DIRECTIONS -
Without the pictures, retype each line below exactly as it stands.

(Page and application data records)

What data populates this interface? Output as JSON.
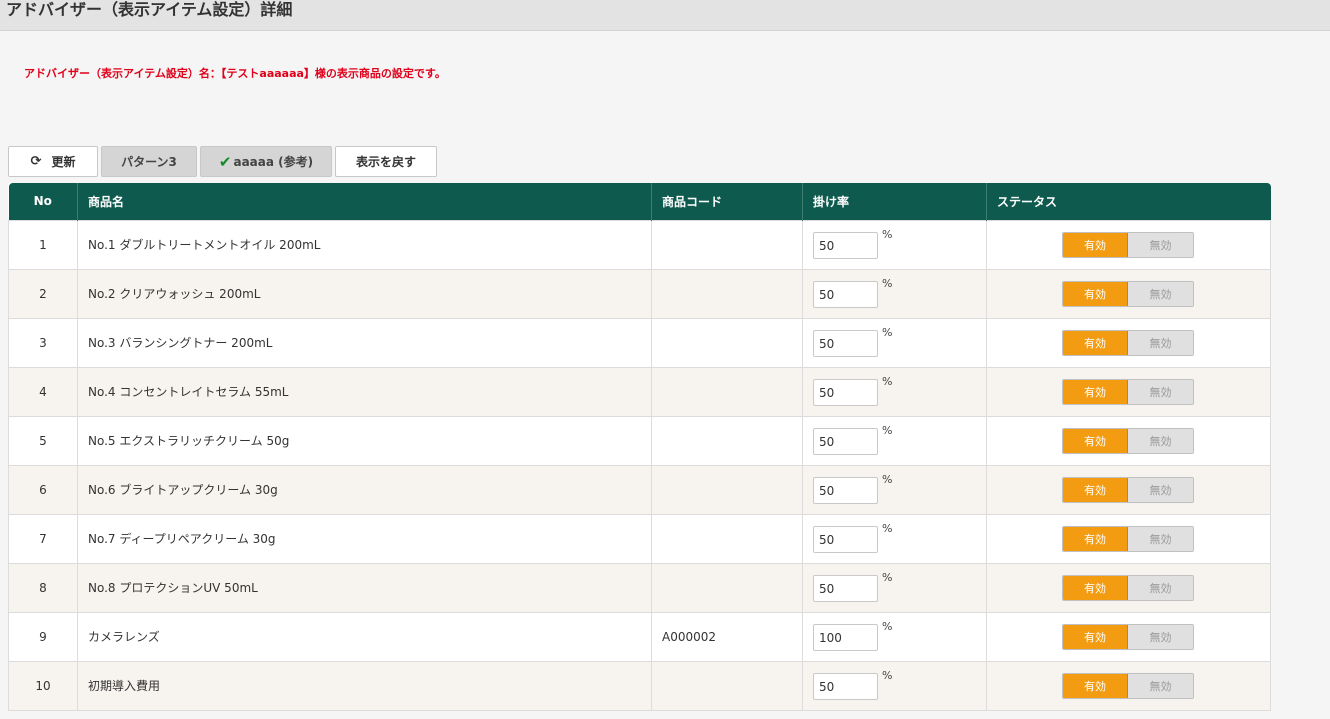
{
  "page": {
    "title": "アドバイザー（表示アイテム設定）詳細",
    "notice": "アドバイザー（表示アイテム設定）名：【テストaaaaaa】様の表示商品の設定です。"
  },
  "toolbar": {
    "refresh_label": "更新",
    "pattern_label": "パターン3",
    "reference_label": "aaaaa (参考)",
    "reset_label": "表示を戻す"
  },
  "table": {
    "headers": {
      "no": "No",
      "name": "商品名",
      "code": "商品コード",
      "rate": "掛け率",
      "status": "ステータス"
    },
    "percent_unit": "%",
    "status_on": "有効",
    "status_off": "無効",
    "rows": [
      {
        "no": "1",
        "name": "No.1 ダブルトリートメントオイル 200mL",
        "code": "",
        "rate": "50",
        "status": "有効"
      },
      {
        "no": "2",
        "name": "No.2 クリアウォッシュ 200mL",
        "code": "",
        "rate": "50",
        "status": "有効"
      },
      {
        "no": "3",
        "name": "No.3 バランシングトナー 200mL",
        "code": "",
        "rate": "50",
        "status": "有効"
      },
      {
        "no": "4",
        "name": "No.4 コンセントレイトセラム 55mL",
        "code": "",
        "rate": "50",
        "status": "有効"
      },
      {
        "no": "5",
        "name": "No.5 エクストラリッチクリーム 50g",
        "code": "",
        "rate": "50",
        "status": "有効"
      },
      {
        "no": "6",
        "name": "No.6 ブライトアップクリーム 30g",
        "code": "",
        "rate": "50",
        "status": "有効"
      },
      {
        "no": "7",
        "name": "No.7 ディープリペアクリーム 30g",
        "code": "",
        "rate": "50",
        "status": "有効"
      },
      {
        "no": "8",
        "name": "No.8 プロテクションUV 50mL",
        "code": "",
        "rate": "50",
        "status": "有効"
      },
      {
        "no": "9",
        "name": "カメラレンズ",
        "code": "A000002",
        "rate": "100",
        "status": "有効"
      },
      {
        "no": "10",
        "name": "初期導入費用",
        "code": "",
        "rate": "50",
        "status": "有効"
      }
    ]
  },
  "colors": {
    "header_bg": "#0e5a4e",
    "active_status": "#f39c12",
    "notice_text": "#e0001a"
  },
  "icons": {
    "refresh": "refresh-icon",
    "check": "check-icon"
  }
}
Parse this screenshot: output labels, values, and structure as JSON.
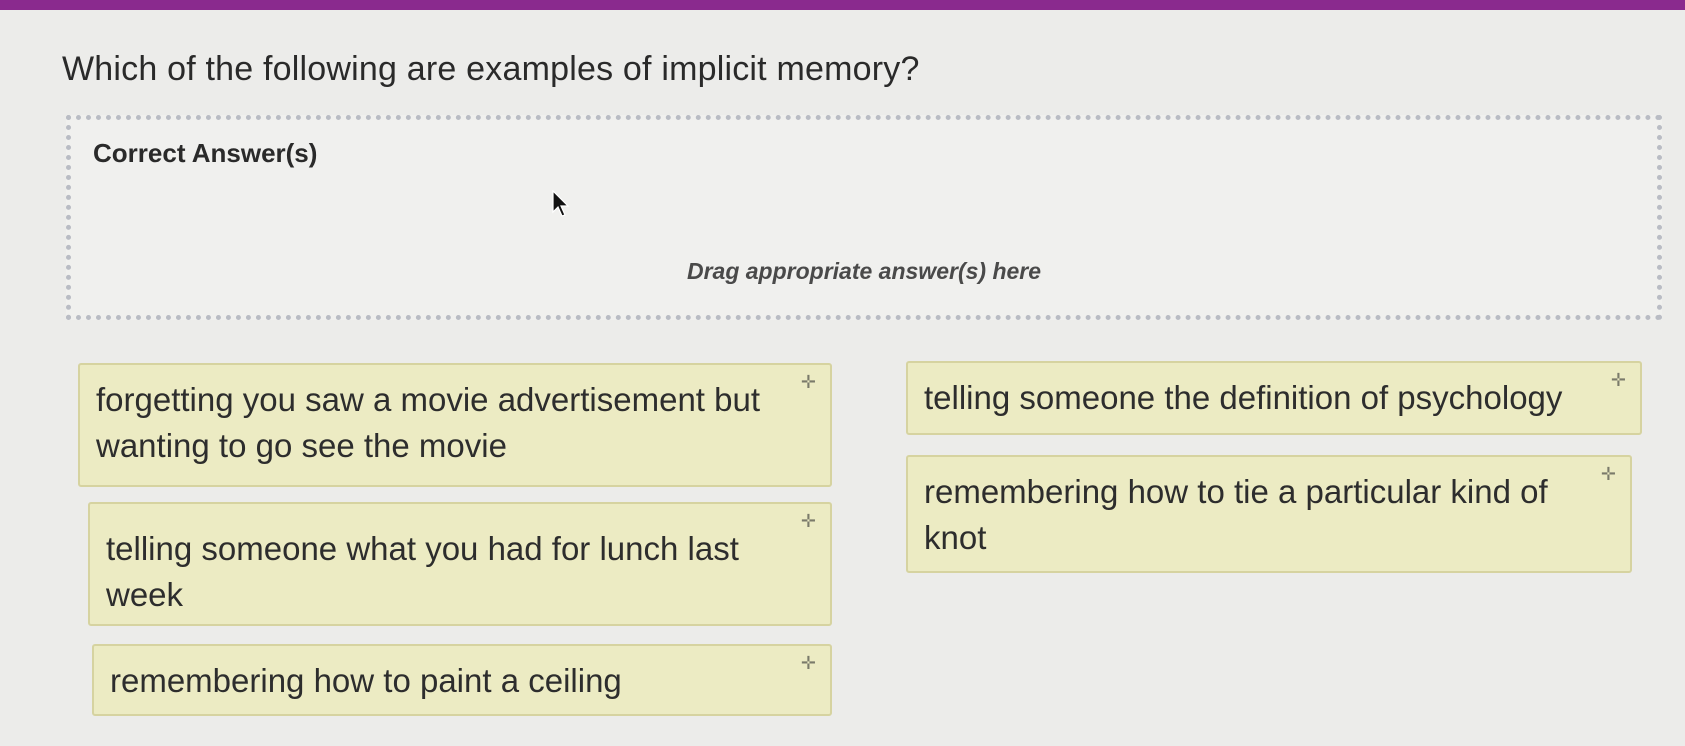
{
  "question": {
    "text": "Which of the following are examples of implicit memory?"
  },
  "drop_zone": {
    "title": "Correct Answer(s)",
    "hint": "Drag appropriate answer(s) here"
  },
  "answer_cards": [
    {
      "text": "forgetting you saw a movie advertisement but wanting to go see the movie",
      "icon": "move-icon"
    },
    {
      "text": "telling someone the definition of psychology",
      "icon": "move-icon"
    },
    {
      "text": "remembering how to tie a particular kind of knot",
      "icon": "move-icon"
    },
    {
      "text": "telling someone what you had for lunch last week",
      "icon": "move-icon"
    },
    {
      "text": "remembering how to paint a ceiling",
      "icon": "move-icon"
    }
  ],
  "colors": {
    "top_bar": "#8a2a8e",
    "card_background": "#ecebc3",
    "card_border": "#d6d3a0",
    "drop_zone_border": "#b9bcc4"
  }
}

TASK RESPONSE -
What data populates this interface? Output as JSON.
{
  "page": {
    "title": "アドバイザー（表示アイテム設定）詳細",
    "notice": "アドバイザー（表示アイテム設定）名：【テストaaaaaa】様の表示商品の設定です。"
  },
  "toolbar": {
    "refresh_label": "更新",
    "pattern_label": "パターン3",
    "reference_label": "aaaaa (参考)",
    "reset_label": "表示を戻す"
  },
  "table": {
    "headers": {
      "no": "No",
      "name": "商品名",
      "code": "商品コード",
      "rate": "掛け率",
      "status": "ステータス"
    },
    "percent_unit": "%",
    "status_on": "有効",
    "status_off": "無効",
    "rows": [
      {
        "no": "1",
        "name": "No.1 ダブルトリートメントオイル 200mL",
        "code": "",
        "rate": "50",
        "status": "有効"
      },
      {
        "no": "2",
        "name": "No.2 クリアウォッシュ 200mL",
        "code": "",
        "rate": "50",
        "status": "有効"
      },
      {
        "no": "3",
        "name": "No.3 バランシングトナー 200mL",
        "code": "",
        "rate": "50",
        "status": "有効"
      },
      {
        "no": "4",
        "name": "No.4 コンセントレイトセラム 55mL",
        "code": "",
        "rate": "50",
        "status": "有効"
      },
      {
        "no": "5",
        "name": "No.5 エクストラリッチクリーム 50g",
        "code": "",
        "rate": "50",
        "status": "有効"
      },
      {
        "no": "6",
        "name": "No.6 ブライトアップクリーム 30g",
        "code": "",
        "rate": "50",
        "status": "有効"
      },
      {
        "no": "7",
        "name": "No.7 ディープリペアクリーム 30g",
        "code": "",
        "rate": "50",
        "status": "有効"
      },
      {
        "no": "8",
        "name": "No.8 プロテクションUV 50mL",
        "code": "",
        "rate": "50",
        "status": "有効"
      },
      {
        "no": "9",
        "name": "カメラレンズ",
        "code": "A000002",
        "rate": "100",
        "status": "有効"
      },
      {
        "no": "10",
        "name": "初期導入費用",
        "code": "",
        "rate": "50",
        "status": "有効"
      }
    ]
  },
  "colors": {
    "header_bg": "#0e5a4e",
    "active_status": "#f39c12",
    "notice_text": "#e0001a"
  },
  "icons": {
    "refresh": "refresh-icon",
    "check": "check-icon"
  }
}
Parse this screenshot: output labels, values, and structure as JSON.
{
  "question": {
    "text": "Which of the following are examples of implicit memory?"
  },
  "drop_zone": {
    "title": "Correct Answer(s)",
    "hint": "Drag appropriate answer(s) here"
  },
  "answer_cards": [
    {
      "text": "forgetting you saw a movie advertisement but wanting to go see the movie",
      "icon": "move-icon"
    },
    {
      "text": "telling someone the definition of psychology",
      "icon": "move-icon"
    },
    {
      "text": "remembering how to tie a particular kind of knot",
      "icon": "move-icon"
    },
    {
      "text": "telling someone what you had for lunch last week",
      "icon": "move-icon"
    },
    {
      "text": "remembering how to paint a ceiling",
      "icon": "move-icon"
    }
  ],
  "colors": {
    "top_bar": "#8a2a8e",
    "card_background": "#ecebc3",
    "card_border": "#d6d3a0",
    "drop_zone_border": "#b9bcc4"
  }
}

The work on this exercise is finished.